Rudy Sims, guard, Arkansas St.
A vitrual unknown on the national stage, Sims is a tough guard with a lot of talent. She may be at a smaller school, but she has the game (the tattoos) to play at the next level. She was certainly noticed by those in the know in the basketball community as she was named one of 11 finalists for the Nancy Lieberman Award. Sims is a is a two-time All-Sun Belt performer and became the career assist leader at ASU this year. She also finished her career at the top of the all-time points and steals leaderboard.

Tyresa Smith, forward, Delaware
A tremendous athlete who can impact the game on both ends of the floor. Her defensive ability is great. She has wonderful anticipation and tenacity to steal and deflect the ball. She is a great mid-range player who can get her shot off the dribble going primarily to the right, but can elevate. She is a scorer more than a shooter who can take it to the basket and finish in heavy traffic. Makes good decisions and can deliver the right pass under pressure. She could be a defensive stopper in WNBA due to her size and desire to stop people.

Megan Vogel, forward, South Dakota St.
A very strong 3-point shooter and prolific scorer, Vogel is a versatile leader who has done just about everything for her team that made a nice run deep in the Women's NIT Tournament. She is a selfless player who went to a small school in South Dakota and established a winning legacy as the team transitioned between Division II ball and full-fledged Division I status. The Minnesota native gained exposure for WNBA scouts in wins over big-conference opponents like Minnesota, USC, Virginia, Kansas and Alabama.

Antoinette Wells, center, Wichita State
At 6-4, she has a huge upside.

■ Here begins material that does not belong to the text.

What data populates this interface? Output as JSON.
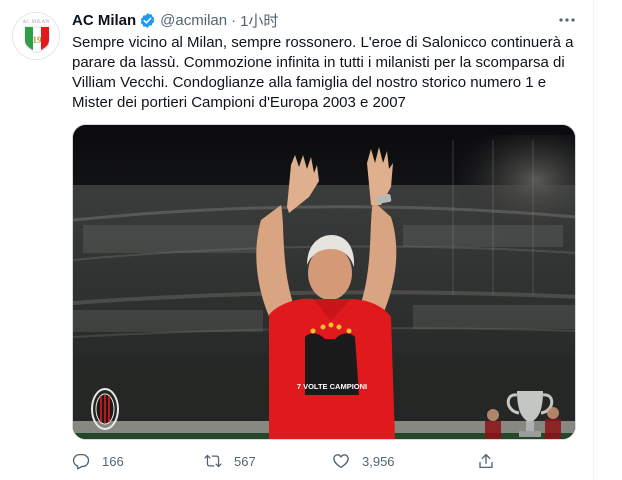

She is a tremendous rebounder, has athleticism, quickness and speed up and down the floor. Playing at a school that lacked great guards to get her the ball, Wells developed the ability to score one-on-one and posted a great field goal percentage. She is skilled in the low block on both ends of the floor and will only get better as her confidence improves against better competition. She can absolutely cut it in the WNBA, but needs to believe that.